▶ **Work to complete**:
Filter the data for "highlighted" and copy matching lines.

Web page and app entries
* * * * * * * * *

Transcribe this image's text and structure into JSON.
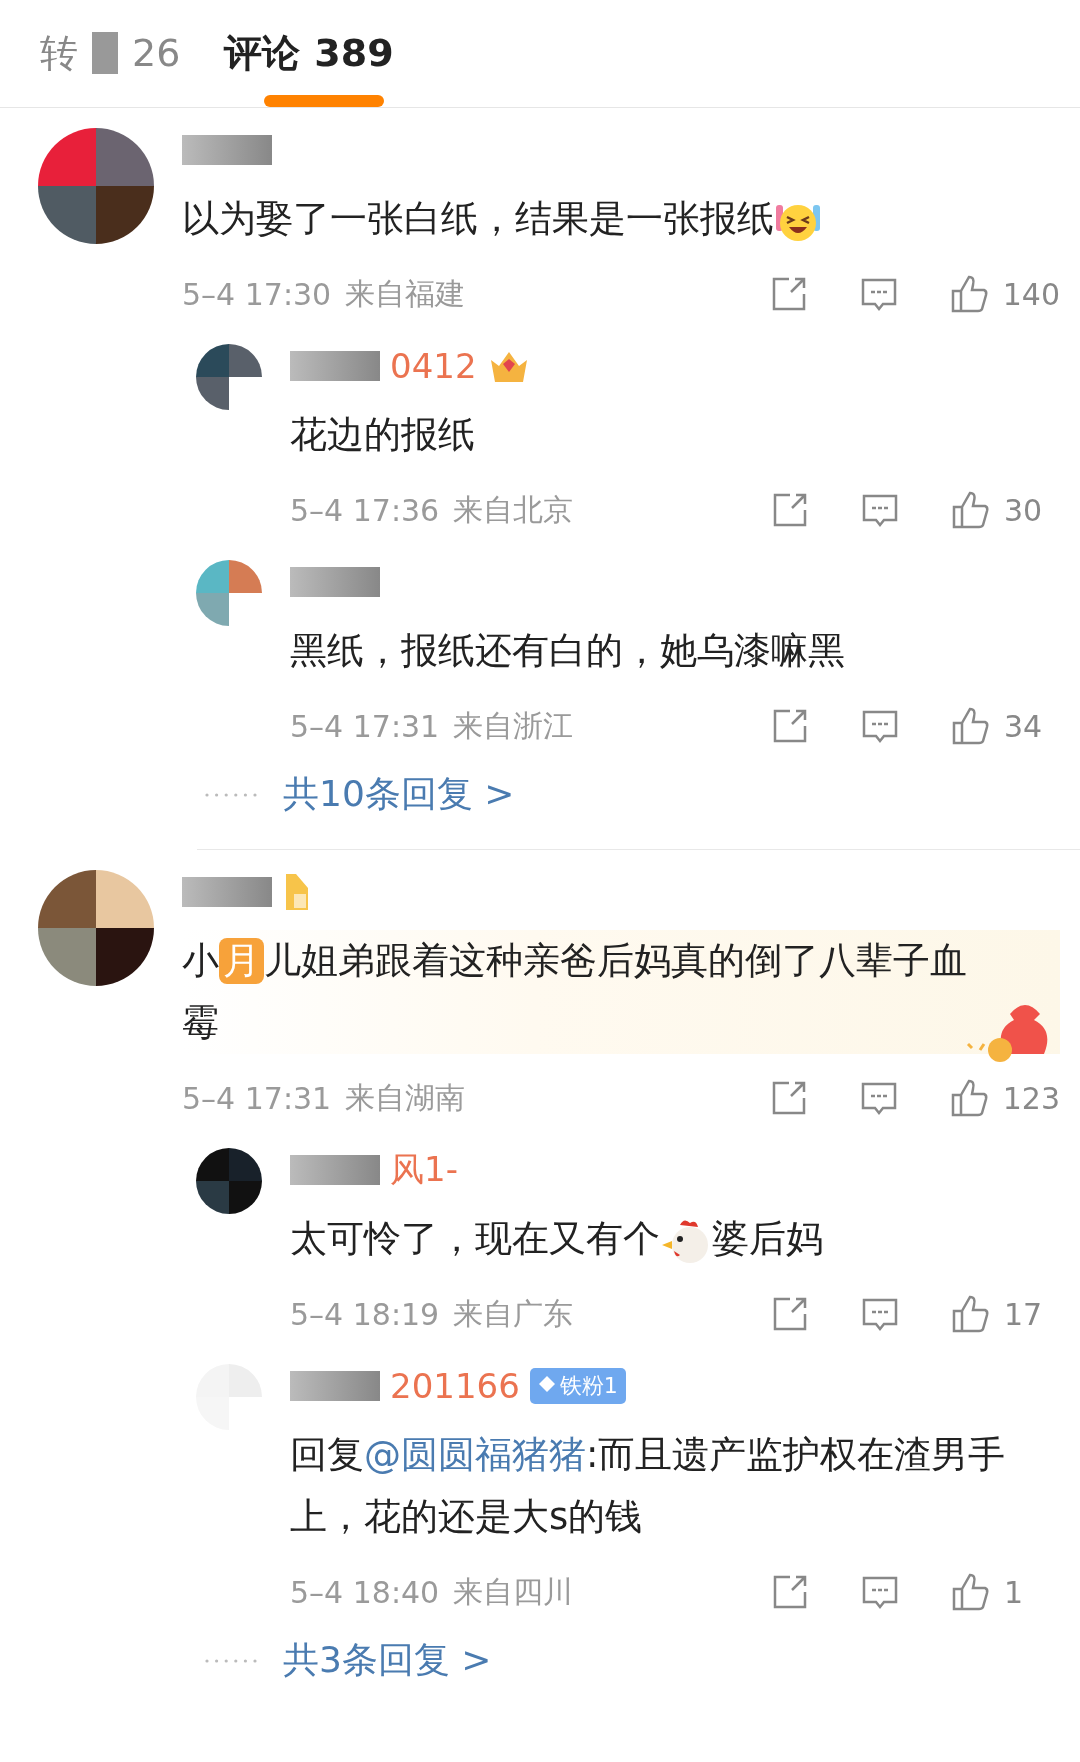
{
  "tabs": [
    {
      "label": "转",
      "count": "26",
      "selected": false
    },
    {
      "label": "评论",
      "count": "389",
      "selected": true
    }
  ],
  "comments": [
    {
      "highlighted": false,
      "segments": [
        {
          "kind": "plain",
          "text": "以为娶了一张白纸，结果是一张报纸"
        },
        {
          "kind": "emoji"
        }
      ],
      "time": "5–4 17:30",
      "location": "来自福建",
      "likes": "140",
      "replies": [
        {
          "name": "0412",
          "badge": {
            "kind": "crown"
          },
          "segments": [
            {
              "kind": "plain",
              "text": "花边的报纸"
            }
          ],
          "time": "5–4 17:36",
          "location": "来自北京",
          "likes": "30"
        },
        {
          "segments": [
            {
              "kind": "plain",
              "text": "黑纸，报纸还有白的，她乌漆嘛黑"
            }
          ],
          "time": "5–4 17:31",
          "location": "来自浙江",
          "likes": "34"
        }
      ],
      "more_replies": "共10条回复 >"
    },
    {
      "badge": {
        "kind": "medal"
      },
      "highlighted": true,
      "segments": [
        {
          "kind": "plain",
          "text": "小"
        },
        {
          "kind": "tag",
          "text": "月"
        },
        {
          "kind": "plain",
          "text": "儿姐弟跟着这种亲爸后妈真的倒了八辈子血霉"
        }
      ],
      "time": "5–4 17:31",
      "location": "来自湖南",
      "likes": "123",
      "replies": [
        {
          "name": "风1-",
          "segments": [
            {
              "kind": "plain",
              "text": "太可怜了，现在又有个"
            },
            {
              "kind": "chicken"
            },
            {
              "kind": "plain",
              "text": "婆后妈"
            }
          ],
          "time": "5–4 18:19",
          "location": "来自广东",
          "likes": "17"
        },
        {
          "name": "201166",
          "badge": {
            "kind": "fan",
            "text": "铁粉1"
          },
          "segments": [
            {
              "kind": "plain",
              "text": "回复"
            },
            {
              "kind": "mention",
              "text": "@圆圆福猪猪"
            },
            {
              "kind": "plain",
              "text": ":而且遗产监护权在渣男手上，花的还是大s的钱"
            }
          ],
          "time": "5–4 18:40",
          "location": "来自四川",
          "likes": "1"
        }
      ],
      "more_replies": "共3条回复 >"
    }
  ]
}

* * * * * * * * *

▶ **Response area**:
      "highlighted": false,
      "highlighted": true,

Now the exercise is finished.